    The Dundalk area does not suffer these afflictions alone. “Dundalk is a microcosm for the nation,” says Barry.
    He identifies a deep and pervasive sense of powerlessness among area residents, which manifests itself in a general resignation and acceptance of the status quo as the chief obstacle to real change for the better.
    “People are living in a gated community of the mind. They are conditioned to lower their expectations. A social change is needed, a willingness to expect and demand more. People should feel entitled.”
    “The problem is that the normal solutions, like loyally returning Democrats to office, is not working, and people are not aware of an alternative. This is where the Green Party gets involved.”
    “The Democratic Party doesn’t do anything for the working people,” he claims. The local dynasties made up of elected incumbents that effectively lock out alternative ideas with lifelong tenures; the “O’Malley-mandering” of electoral districts that diffuses local power; the high bar that prevents third parties from getting on the ballot — these are all characteristics of one-party dominance, Democrat or Republican, in any state, according to Barry. 
    A popular sense of resignation and entrenched power help explain why the Green Party has not yet fielded a candidate in the 6th Legislative District.
    “Thinking Green is not enough,” Barry says. “There’s no substitute for going door-to-door talking to people, changing people’s minds.”
    But running for office  is a tremendous effort that requires a lot of people. In his run for council seat, Barry learned the importance of dedicated staff and volunteers.
    Barry describes a Green Party motivated by vision — the sum of possibilities for change, unfettered by conventional assumptions about the way things are. Political vision often embraces unfashionable ideas.
    For Greens, robust government spending on the public good is no sin. Funding for universal healthcare and affordable education should be seen as investments, not expenses. There are real, long term costs to not allocating resources for basic needs.  
    The dismal prospects for steel at Sparrows Point were not inevitable consequences of world forces beyond Americans’ control, he says.
    “The U.S. is the only major economic power that does not have a manufacturing policy,” Barry notes, something that would limit steel imports and ensure self-reliance.
    This has fostered a bottom-line mentality and a series of owners at Sparrows Point motivated by what Barry calls “strip-and-flip” strategies, which have left  retirees without pensions. He also  blames former owners’ failure to invest in innovations for the industry’s current woes.

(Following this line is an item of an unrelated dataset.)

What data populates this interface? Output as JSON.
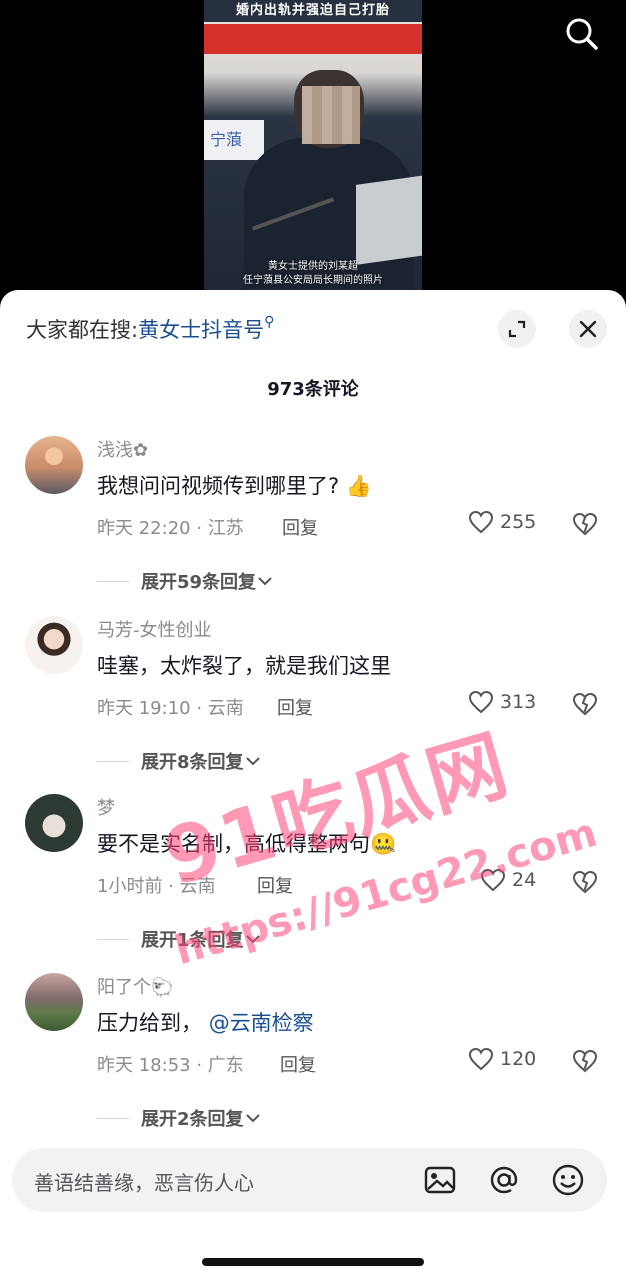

    According to Barry, low-wage, insecure jobs don’t have to characterize low-skill work in the growing service sector.  As a labor historian, Barry says that the manufacturing jobs of yesteryear, now sought after in nostalgia, were once the fast-food and Wal-Mart jobs of their time before the acceptance of collective bargaining. “Unionization is the key,” he opines.
    But his support for all things union is hardly unconditional. He blames the declines in organized labor over the past generation in part on a union leadership that “prefers to go along to get along with the Democratic Party while unionism is being eradicated.”
    Barry’s retirement from full-time teaching will allow him to focus on the opening of a labor history museum in Dundalk, a longtime goal. During his long association with employees at Sparrows Point, he has accumulated 140 hours of taped interviews with steelworkers, and a list of people he has yet to talk with. He also has two rooms full of displays. He is currently in the process of establishing the future museum as a non-profit entity.      
    Volunteer help is needed. Those interested in assisting in the creation of a labor history museum can contact Barry at
Editor’s note:  Local resident Leo Dymowski is running for the 2nd District U.S. House of Representatives seat as the Libertarian Party nominee. The Libertarians and the Greens, along with the Constitution Party, are mounting a petition drive to have their candidates included on the November general election ballot. (See Talk of the Town, page 2).